■ What to work on
Reproduce the data shown below exactly.

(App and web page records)
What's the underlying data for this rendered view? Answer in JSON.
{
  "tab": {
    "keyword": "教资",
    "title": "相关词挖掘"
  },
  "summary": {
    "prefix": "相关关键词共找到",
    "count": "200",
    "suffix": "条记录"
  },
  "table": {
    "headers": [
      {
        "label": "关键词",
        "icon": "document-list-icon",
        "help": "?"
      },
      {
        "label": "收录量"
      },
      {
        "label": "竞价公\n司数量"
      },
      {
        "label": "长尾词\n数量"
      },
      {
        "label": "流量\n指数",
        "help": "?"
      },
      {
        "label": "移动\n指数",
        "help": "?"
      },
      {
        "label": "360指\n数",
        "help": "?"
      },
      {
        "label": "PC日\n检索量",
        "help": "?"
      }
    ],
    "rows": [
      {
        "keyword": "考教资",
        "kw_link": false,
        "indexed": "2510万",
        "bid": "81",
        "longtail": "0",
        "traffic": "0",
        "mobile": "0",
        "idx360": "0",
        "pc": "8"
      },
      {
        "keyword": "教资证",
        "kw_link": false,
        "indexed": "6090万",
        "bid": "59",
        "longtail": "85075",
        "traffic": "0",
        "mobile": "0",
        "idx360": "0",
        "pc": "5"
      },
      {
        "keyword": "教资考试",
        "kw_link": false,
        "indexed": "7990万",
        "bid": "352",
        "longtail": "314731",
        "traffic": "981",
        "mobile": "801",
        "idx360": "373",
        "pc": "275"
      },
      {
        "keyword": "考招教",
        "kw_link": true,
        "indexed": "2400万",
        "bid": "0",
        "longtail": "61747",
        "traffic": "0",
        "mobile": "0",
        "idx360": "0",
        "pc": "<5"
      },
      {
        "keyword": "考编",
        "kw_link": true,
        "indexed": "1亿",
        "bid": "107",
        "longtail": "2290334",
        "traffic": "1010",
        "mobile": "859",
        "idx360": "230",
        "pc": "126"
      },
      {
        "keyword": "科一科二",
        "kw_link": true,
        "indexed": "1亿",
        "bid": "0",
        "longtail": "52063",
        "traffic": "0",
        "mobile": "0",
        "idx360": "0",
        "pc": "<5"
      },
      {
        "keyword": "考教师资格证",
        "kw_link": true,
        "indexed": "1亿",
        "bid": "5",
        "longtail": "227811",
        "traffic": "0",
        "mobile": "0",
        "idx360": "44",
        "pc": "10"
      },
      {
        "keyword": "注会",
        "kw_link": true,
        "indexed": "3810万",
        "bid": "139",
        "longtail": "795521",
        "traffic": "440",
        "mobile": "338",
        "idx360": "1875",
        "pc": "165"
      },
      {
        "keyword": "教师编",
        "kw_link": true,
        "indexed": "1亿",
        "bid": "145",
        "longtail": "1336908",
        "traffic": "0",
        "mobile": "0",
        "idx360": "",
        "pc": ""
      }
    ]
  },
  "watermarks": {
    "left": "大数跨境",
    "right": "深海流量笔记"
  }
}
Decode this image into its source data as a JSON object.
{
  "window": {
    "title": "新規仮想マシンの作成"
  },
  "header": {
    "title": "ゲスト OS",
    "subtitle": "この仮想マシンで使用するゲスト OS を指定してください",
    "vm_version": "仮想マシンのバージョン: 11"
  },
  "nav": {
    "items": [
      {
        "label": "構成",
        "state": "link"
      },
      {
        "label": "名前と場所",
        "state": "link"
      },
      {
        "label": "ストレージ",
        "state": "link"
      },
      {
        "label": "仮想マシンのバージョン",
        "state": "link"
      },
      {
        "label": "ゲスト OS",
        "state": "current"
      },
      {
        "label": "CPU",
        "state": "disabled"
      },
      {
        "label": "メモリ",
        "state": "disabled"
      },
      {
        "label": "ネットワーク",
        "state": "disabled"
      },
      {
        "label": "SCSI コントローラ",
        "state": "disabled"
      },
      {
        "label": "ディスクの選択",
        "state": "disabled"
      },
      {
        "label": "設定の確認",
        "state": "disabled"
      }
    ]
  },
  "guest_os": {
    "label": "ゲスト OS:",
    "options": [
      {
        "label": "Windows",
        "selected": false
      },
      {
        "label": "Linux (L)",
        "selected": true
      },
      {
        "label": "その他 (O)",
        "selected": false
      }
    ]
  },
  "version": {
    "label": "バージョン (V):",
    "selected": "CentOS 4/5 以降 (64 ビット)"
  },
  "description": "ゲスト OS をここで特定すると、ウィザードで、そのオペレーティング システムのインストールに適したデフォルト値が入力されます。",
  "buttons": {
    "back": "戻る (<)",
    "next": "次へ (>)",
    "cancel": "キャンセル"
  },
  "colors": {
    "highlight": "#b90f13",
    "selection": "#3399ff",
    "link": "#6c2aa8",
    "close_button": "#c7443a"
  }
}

■ Answer to this task
What's the underlying data for this rendered view? Answer in JSON.
{
  "tab": {
    "keyword": "教资",
    "title": "相关词挖掘"
  },
  "summary": {
    "prefix": "相关关键词共找到",
    "count": "200",
    "suffix": "条记录"
  },
  "table": {
    "headers": [
      {
        "label": "关键词",
        "icon": "document-list-icon",
        "help": "?"
      },
      {
        "label": "收录量"
      },
      {
        "label": "竞价公\n司数量"
      },
      {
        "label": "长尾词\n数量"
      },
      {
        "label": "流量\n指数",
        "help": "?"
      },
      {
        "label": "移动\n指数",
        "help": "?"
      },
      {
        "label": "360指\n数",
        "help": "?"
      },
      {
        "label": "PC日\n检索量",
        "help": "?"
      }
    ],
    "rows": [
      {
        "keyword": "考教资",
        "kw_link": false,
        "indexed": "2510万",
        "bid": "81",
        "longtail": "0",
        "traffic": "0",
        "mobile": "0",
        "idx360": "0",
        "pc": "8"
      },
      {
        "keyword": "教资证",
        "kw_link": false,
        "indexed": "6090万",
        "bid": "59",
        "longtail": "85075",
        "traffic": "0",
        "mobile": "0",
        "idx360": "0",
        "pc": "5"
      },
      {
        "keyword": "教资考试",
        "kw_link": false,
        "indexed": "7990万",
        "bid": "352",
        "longtail": "314731",
        "traffic": "981",
        "mobile": "801",
        "idx360": "373",
        "pc": "275"
      },
      {
        "keyword": "考招教",
        "kw_link": true,
        "indexed": "2400万",
        "bid": "0",
        "longtail": "61747",
        "traffic": "0",
        "mobile": "0",
        "idx360": "0",
        "pc": "<5"
      },
      {
        "keyword": "考编",
        "kw_link": true,
        "indexed": "1亿",
        "bid": "107",
        "longtail": "2290334",
        "traffic": "1010",
        "mobile": "859",
        "idx360": "230",
        "pc": "126"
      },
      {
        "keyword": "科一科二",
        "kw_link": true,
        "indexed": "1亿",
        "bid": "0",
        "longtail": "52063",
        "traffic": "0",
        "mobile": "0",
        "idx360": "0",
        "pc": "<5"
      },
      {
        "keyword": "考教师资格证",
        "kw_link": true,
        "indexed": "1亿",
        "bid": "5",
        "longtail": "227811",
        "traffic": "0",
        "mobile": "0",
        "idx360": "44",
        "pc": "10"
      },
      {
        "keyword": "注会",
        "kw_link": true,
        "indexed": "3810万",
        "bid": "139",
        "longtail": "795521",
        "traffic": "440",
        "mobile": "338",
        "idx360": "1875",
        "pc": "165"
      },
      {
        "keyword": "教师编",
        "kw_link": true,
        "indexed": "1亿",
        "bid": "145",
        "longtail": "1336908",
        "traffic": "0",
        "mobile": "0",
        "idx360": "",
        "pc": ""
      }
    ]
  },
  "watermarks": {
    "left": "大数跨境",
    "right": "深海流量笔记"
  }
}
Decode this image into its source data as a JSON object.
{
  "window": {
    "title": "新規仮想マシンの作成"
  },
  "header": {
    "title": "ゲスト OS",
    "subtitle": "この仮想マシンで使用するゲスト OS を指定してください",
    "vm_version": "仮想マシンのバージョン: 11"
  },
  "nav": {
    "items": [
      {
        "label": "構成",
        "state": "link"
      },
      {
        "label": "名前と場所",
        "state": "link"
      },
      {
        "label": "ストレージ",
        "state": "link"
      },
      {
        "label": "仮想マシンのバージョン",
        "state": "link"
      },
      {
        "label": "ゲスト OS",
        "state": "current"
      },
      {
        "label": "CPU",
        "state": "disabled"
      },
      {
        "label": "メモリ",
        "state": "disabled"
      },
      {
        "label": "ネットワーク",
        "state": "disabled"
      },
      {
        "label": "SCSI コントローラ",
        "state": "disabled"
      },
      {
        "label": "ディスクの選択",
        "state": "disabled"
      },
      {
        "label": "設定の確認",
        "state": "disabled"
      }
    ]
  },
  "guest_os": {
    "label": "ゲスト OS:",
    "options": [
      {
        "label": "Windows",
        "selected": false
      },
      {
        "label": "Linux (L)",
        "selected": true
      },
      {
        "label": "その他 (O)",
        "selected": false
      }
    ]
  },
  "version": {
    "label": "バージョン (V):",
    "selected": "CentOS 4/5 以降 (64 ビット)"
  },
  "description": "ゲスト OS をここで特定すると、ウィザードで、そのオペレーティング システムのインストールに適したデフォルト値が入力されます。",
  "buttons": {
    "back": "戻る (<)",
    "next": "次へ (>)",
    "cancel": "キャンセル"
  },
  "colors": {
    "highlight": "#b90f13",
    "selection": "#3399ff",
    "link": "#6c2aa8",
    "close_button": "#c7443a"
  }
}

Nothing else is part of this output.